Bach, Vibe, Kidmose, Ulla, Kristensen, Hanne L., Edelenbos, Merete
Journal of agricultural and food chemistry 2015 v.63 no.44 pp. 9803-9811
Daucus carota, carrots, climate, cropping systems, dry matter content, food quality, fructose, glucose, heat sums, organic foods, organic production, polyacetylenes, roots, sensory properties, sucrose, terpenoids

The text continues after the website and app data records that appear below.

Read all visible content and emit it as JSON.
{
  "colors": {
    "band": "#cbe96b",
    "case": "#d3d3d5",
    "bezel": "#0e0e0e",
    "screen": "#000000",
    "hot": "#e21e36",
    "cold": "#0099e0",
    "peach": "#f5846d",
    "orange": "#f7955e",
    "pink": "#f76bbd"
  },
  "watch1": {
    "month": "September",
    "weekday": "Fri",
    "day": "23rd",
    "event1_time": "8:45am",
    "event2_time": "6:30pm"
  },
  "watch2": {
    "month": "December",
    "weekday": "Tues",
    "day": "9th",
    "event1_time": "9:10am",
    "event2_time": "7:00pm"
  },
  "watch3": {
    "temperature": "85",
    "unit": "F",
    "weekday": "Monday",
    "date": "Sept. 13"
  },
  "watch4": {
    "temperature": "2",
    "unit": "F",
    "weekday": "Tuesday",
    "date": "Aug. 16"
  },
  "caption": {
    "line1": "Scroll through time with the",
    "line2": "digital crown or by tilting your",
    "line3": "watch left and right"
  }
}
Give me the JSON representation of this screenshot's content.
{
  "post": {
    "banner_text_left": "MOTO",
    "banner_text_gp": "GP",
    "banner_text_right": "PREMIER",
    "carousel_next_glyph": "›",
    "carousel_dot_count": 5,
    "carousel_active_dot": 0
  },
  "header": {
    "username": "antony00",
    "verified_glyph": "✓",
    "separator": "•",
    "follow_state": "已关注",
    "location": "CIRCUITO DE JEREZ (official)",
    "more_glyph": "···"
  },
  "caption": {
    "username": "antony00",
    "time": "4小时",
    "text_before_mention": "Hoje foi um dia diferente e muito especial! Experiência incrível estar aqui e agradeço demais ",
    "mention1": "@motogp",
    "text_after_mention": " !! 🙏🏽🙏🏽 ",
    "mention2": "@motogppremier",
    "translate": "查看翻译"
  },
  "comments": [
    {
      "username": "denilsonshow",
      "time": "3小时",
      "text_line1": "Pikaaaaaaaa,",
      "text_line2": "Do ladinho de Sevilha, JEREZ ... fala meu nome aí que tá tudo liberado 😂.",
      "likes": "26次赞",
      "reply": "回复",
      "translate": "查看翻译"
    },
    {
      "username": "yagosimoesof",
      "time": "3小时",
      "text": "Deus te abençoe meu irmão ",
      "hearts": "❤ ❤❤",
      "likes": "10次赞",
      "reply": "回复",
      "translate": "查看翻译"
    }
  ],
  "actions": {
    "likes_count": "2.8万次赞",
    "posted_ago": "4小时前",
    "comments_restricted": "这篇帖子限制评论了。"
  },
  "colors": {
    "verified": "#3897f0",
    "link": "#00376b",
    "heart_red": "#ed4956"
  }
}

The eating quality of carrots (Daucus carota L.) was investigated to evaluate the impact of cropping systems (one conventional and three organic systems) and growing years (2007, 2008, and 2009) on root size, chemical composition, and sensory quality. The content of dry matter, sugars, polyacetylenes, and terpenes as well as the sensory quality and root size were related to the climate during the three growing years. A higher global radiation and a higher temperature sum in 2009 as compared to 2007 and 2008 resulted in larger roots, higher contents of dry matter, sucrose, total sugars, and total polyacetylenes, and lower contents of terpenes, fructose, and glucose. No differences were found between conventional and organic carrots with regard to the investigated parameters. This result shows that organically grown carrots have the same eating quality as conventionally grown carrots, while being produced in a more sustainable way.